Purpose: Loneliness has important health consequences. Little is known, however, about loneliness in primary care patient populations. This study describes the prevalence of loneliness in patients presenting for primary care and associations with self-reported demographic factors, health care utilization, and health-related quality of life.

Methods: We conducted cross-sectional surveys of adults presenting for routine care to outpatient primary care practices in 2 diverse practice-based research networks. The 3-item University of California, Los Angeles Loneliness Scale was utilized to determine loneliness.

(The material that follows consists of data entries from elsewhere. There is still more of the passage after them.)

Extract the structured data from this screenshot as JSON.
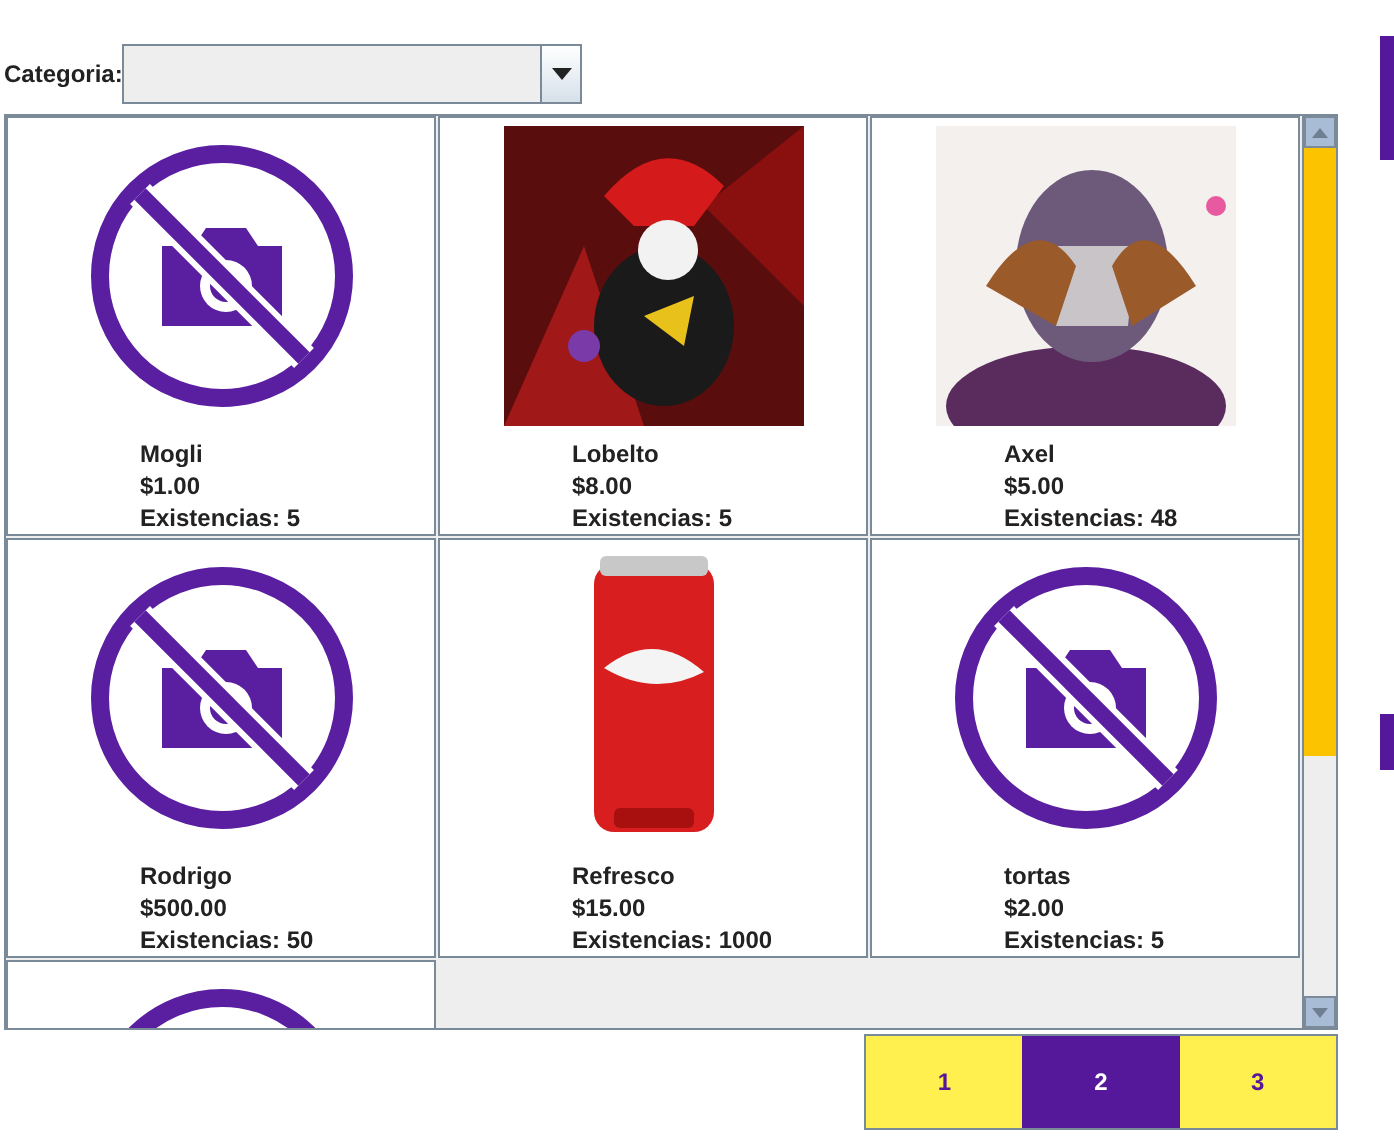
{
  "filter": {
    "label": "Categoria:"
  },
  "products": [
    {
      "kind": "no-photo",
      "name": "Mogli",
      "price": "$1.00",
      "stock": "Existencias: 5"
    },
    {
      "kind": "picture",
      "name": "Lobelto",
      "price": "$8.00",
      "stock": "Existencias: 5"
    },
    {
      "kind": "picture",
      "name": "Axel",
      "price": "$5.00",
      "stock": "Existencias: 48"
    },
    {
      "kind": "no-photo",
      "name": "Rodrigo",
      "price": "$500.00",
      "stock": "Existencias: 50"
    },
    {
      "kind": "picture",
      "name": "Refresco",
      "price": "$15.00",
      "stock": "Existencias: 1000"
    },
    {
      "kind": "no-photo",
      "name": "tortas",
      "price": "$2.00",
      "stock": "Existencias: 5"
    },
    {
      "kind": "no-photo"
    }
  ],
  "pages": [
    {
      "label": "1",
      "selected": false
    },
    {
      "label": "2",
      "selected": true
    },
    {
      "label": "3",
      "selected": false
    }
  ]
}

Results: The prevalence of loneliness was 20% (246/1,235). Loneliness prevalence was inversely associated with age (P <.01) and less likely in those who were married (P<.01) or employed (P <.01). Loneliness was more common in those with lower health status (P <.01), including when adjusting for employment and relationship status (odds ratio [OR] = 1.05; 95% CI, 1.03–1.07). Primary care visits (OR = 1.07; 95% CI, 1.03–1.10), urgent care/emergency department visits (OR = 1.24; 95% CI, 1.12–1.38), and hospitalizations (OR = 1.15; 95% CI, 1.01–1.31) were associated with loneliness status. There was no significant difference in rates of loneliness between sexes (P = .08), racial categories (P = .57), or rural and urban respondents (P = .42).

Conclusions: Our findings demonstrate that loneliness is common in primary care patients and is associated with adverse health consequences including poorer health status and greater health care utilization. Further work is needed to understand the value of screening for and using interventions to treat loneliness in primary care.


Loneliness, defined as the internal perception of inadequacy of personal relationships,[1]has detrimental effects on health and is increasingly acknowledged as a public health crisis. The prevalence of loneliness is recognized to be high, and reports range from 7%[2] to 49%[3] depending on the country of origin, measurements used, age range, and subpopulations queried. In the United States, it has been reported that over one-third of the general population aged over 45 years may experience loneliness.[4]

Loneliness is connected to poor physical and mental health outcomes, including increased risk of hypertension,[5] cardiovascular disease and stroke,[6,7] depression,[8] cognitive decline and Alzheimer's disease,[9] and all-causes of mortality.[10] In fact, loneliness may be as deleterious as smoking 15 cigarettes per day.[6] While much of the literature and popular belief has focused on the relationship between loneliness and the elderly,[11] increasing attention is being paid to the patterns of social relationships that begin earlier in life and persist throughout a lifetime.[12,13] Given the identified health threats, policy makers have called for research on loneliness in diverse settings, increased consideration from the health care community, and novel interventions.[14,15]

While studies contribute to our understanding of the reach of loneliness, less is known about the appropriate clinical response, particularly with respect to primary care. In 2014, the National Academy of Medicine called for clinicians to regularly collect information on social connections and social isolation recognizing the negative implications on quality of life and health.[16] Few clinicians, however, have begun collecting these data. While valid scales for measuring loneliness exist,[17] they are not regularly used in primary care practices. Moreover, the role of primary care in treatingloneliness remains unclear.

Therefore, if the goal is to address loneliness within primary care, it is essential to understand the characteristics and behaviors of lonely individuals in this setting. This study describes the prevalence of loneliness in adults presenting to outpatient primary care practices for routine care and examines associations between loneliness and self-reported demographic factors, health status, and health care utilization.